And of them since the turn of the millennium! With all this news flying around, you might be wondering what the heck you CAN eat when you need something sweet.
A lot of the so-called “natural sweeteners” (we’re looking at you dates, honey and agave) still contain high amounts of fructose, which is the sugar we’re really trying to cut right back on.
But, you can still enjoy the sweet things in your new low-sugar life! Here are five sugar alternatives that come IQS-approved. Enjoy (sparingly)!
1. Our favourite sugar alternative? Fresh fruit and veg!
The best way to flavour your food is to use the natural sweetness of fresh fruit and sweet veggies, like sweet potato, carrot, pumpkin and beetroot (we love stuffing these into desserts, like these Carrot Cake Cupcakes).
Whole fruits contain plenty of water, fibre and other good stuff to slow the sugar dumpage on the liver. Although we always try and opt for lower fructose versions, like berries and kiwifruit.
Fun fact: On the Keys2words: 8 Week Program, we cut out all sweeteners, including fruit, for four weeks. This allows your taste buds to reset. At the start of Week 6, you’ll probably find you don’t even need much sweetness anymore!
2. Second in line: .
Rice malt syrup is made from cooked and fermented rice. It’s a blend of complex carbohydrates, glucose and maltose, meaning it’s 100 per cent fructose-free!
We use rice malt syrup a lot in our sweeter recipes. And while it doesn’t have the same effect on our liver as fructose does, too much glucose can still have an impact on our blood sugar levels. So we recommend enjoying RMS-sweetened treats on special occasions and sticking to a smaller portion size.
3. The deal with stevia.
Stevia is a leaf-based sweetener that’s 100 per cent fructose-free, too. It’s also 300 times sweeter than sugar, so you only need to add a tiny bit. After a bit of hype a while back, .
4. The sugar alcohols: Xylitol…
Extracted from birch cellulose, xylitol and is a rare sugar alcohol that won’t send blood sugar levels into a spin. This sugar alternative also has anti-bacterial properties, which is why it’s used in chewing gum.
Our livers do eventually convert xylitol to glucose though, so it’s best used sparingly.
5. … and erythritol.

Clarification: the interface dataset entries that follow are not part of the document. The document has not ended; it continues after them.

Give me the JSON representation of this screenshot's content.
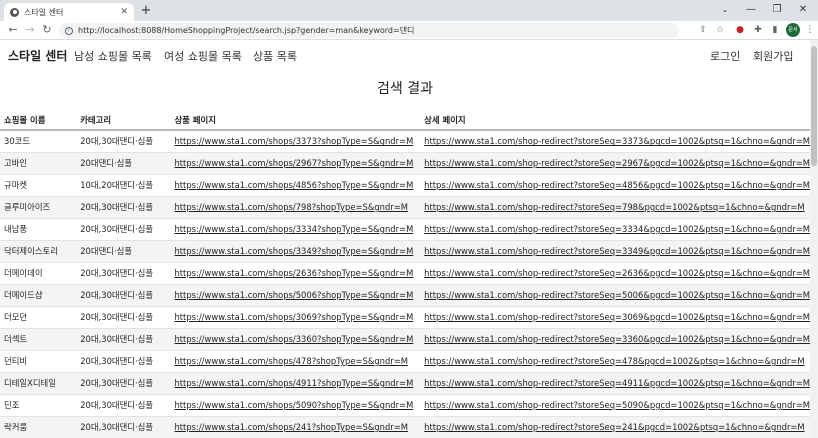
{
  "browser": {
    "tab_title": "스타일 센터",
    "url": "http://localhost:8088/HomeShoppingProject/search.jsp?gender=man&keyword=댄디",
    "profile_label": "문서"
  },
  "site": {
    "brand": "스타일 센터",
    "menu": [
      "남성 쇼핑몰 목록",
      "여성 쇼핑몰 목록",
      "상품 목록"
    ],
    "login": "로그인",
    "signup": "회원가입"
  },
  "page_title": "검색 결과",
  "table": {
    "headers": [
      "쇼핑몰 이름",
      "카테고리",
      "상품 페이지",
      "상세 페이지"
    ],
    "rows": [
      [
        "30코드",
        "20대,30대댄디·심플",
        "https://www.sta1.com/shops/3373?shopType=S&gndr=M",
        "https://www.sta1.com/shop-redirect?storeSeq=3373&pgcd=1002&ptsq=1&chno=&gndr=M"
      ],
      [
        "고바인",
        "20대댄디·심플",
        "https://www.sta1.com/shops/2967?shopType=S&gndr=M",
        "https://www.sta1.com/shop-redirect?storeSeq=2967&pgcd=1002&ptsq=1&chno=&gndr=M"
      ],
      [
        "규마켓",
        "10대,20대댄디·심플",
        "https://www.sta1.com/shops/4856?shopType=S&gndr=M",
        "https://www.sta1.com/shop-redirect?storeSeq=4856&pgcd=1002&ptsq=1&chno=&gndr=M"
      ],
      [
        "글루미아이즈",
        "20대,30대댄디·심플",
        "https://www.sta1.com/shops/798?shopType=S&gndr=M",
        "https://www.sta1.com/shop-redirect?storeSeq=798&pgcd=1002&ptsq=1&chno=&gndr=M"
      ],
      [
        "내남풍",
        "20대,30대댄디·심플",
        "https://www.sta1.com/shops/3334?shopType=S&gndr=M",
        "https://www.sta1.com/shop-redirect?storeSeq=3334&pgcd=1002&ptsq=1&chno=&gndr=M"
      ],
      [
        "닥터제이스토리",
        "20대댄디·심플",
        "https://www.sta1.com/shops/3349?shopType=S&gndr=M",
        "https://www.sta1.com/shop-redirect?storeSeq=3349&pgcd=1002&ptsq=1&chno=&gndr=M"
      ],
      [
        "더메이데이",
        "20대,30대댄디·심플",
        "https://www.sta1.com/shops/2636?shopType=S&gndr=M",
        "https://www.sta1.com/shop-redirect?storeSeq=2636&pgcd=1002&ptsq=1&chno=&gndr=M"
      ],
      [
        "더메이드샵",
        "20대,30대댄디·심플",
        "https://www.sta1.com/shops/5006?shopType=S&gndr=M",
        "https://www.sta1.com/shop-redirect?storeSeq=5006&pgcd=1002&ptsq=1&chno=&gndr=M"
      ],
      [
        "더모던",
        "20대,30대댄디·심플",
        "https://www.sta1.com/shops/3069?shopType=S&gndr=M",
        "https://www.sta1.com/shop-redirect?storeSeq=3069&pgcd=1002&ptsq=1&chno=&gndr=M"
      ],
      [
        "더섹트",
        "20대,30대댄디·심플",
        "https://www.sta1.com/shops/3360?shopType=S&gndr=M",
        "https://www.sta1.com/shop-redirect?storeSeq=3360&pgcd=1002&ptsq=1&chno=&gndr=M"
      ],
      [
        "던티비",
        "20대,30대댄디·심플",
        "https://www.sta1.com/shops/478?shopType=S&gndr=M",
        "https://www.sta1.com/shop-redirect?storeSeq=478&pgcd=1002&ptsq=1&chno=&gndr=M"
      ],
      [
        "디테일X디테일",
        "20대,30대댄디·심플",
        "https://www.sta1.com/shops/4911?shopType=S&gndr=M",
        "https://www.sta1.com/shop-redirect?storeSeq=4911&pgcd=1002&ptsq=1&chno=&gndr=M"
      ],
      [
        "딘조",
        "20대,30대댄디·심플",
        "https://www.sta1.com/shops/5090?shopType=S&gndr=M",
        "https://www.sta1.com/shop-redirect?storeSeq=5090&pgcd=1002&ptsq=1&chno=&gndr=M"
      ],
      [
        "락커룸",
        "20대,30대댄디·심플",
        "https://www.sta1.com/shops/241?shopType=S&gndr=M",
        "https://www.sta1.com/shop-redirect?storeSeq=241&pgcd=1002&ptsq=1&chno=&gndr=M"
      ]
    ]
  }
}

Erythritol (a sugar alcohol commonly found in pears, watermelons, grapes and fermented products) is considerably less problematic than other sugar alcohols like maltitol, isomalt and mannitol.
However, don’t eat too much of this sugar alternative if you have a sensitive stomach, as over-consumption might cause a tummy ache!
We originally published this post in September 2016. We updated it in January 2017.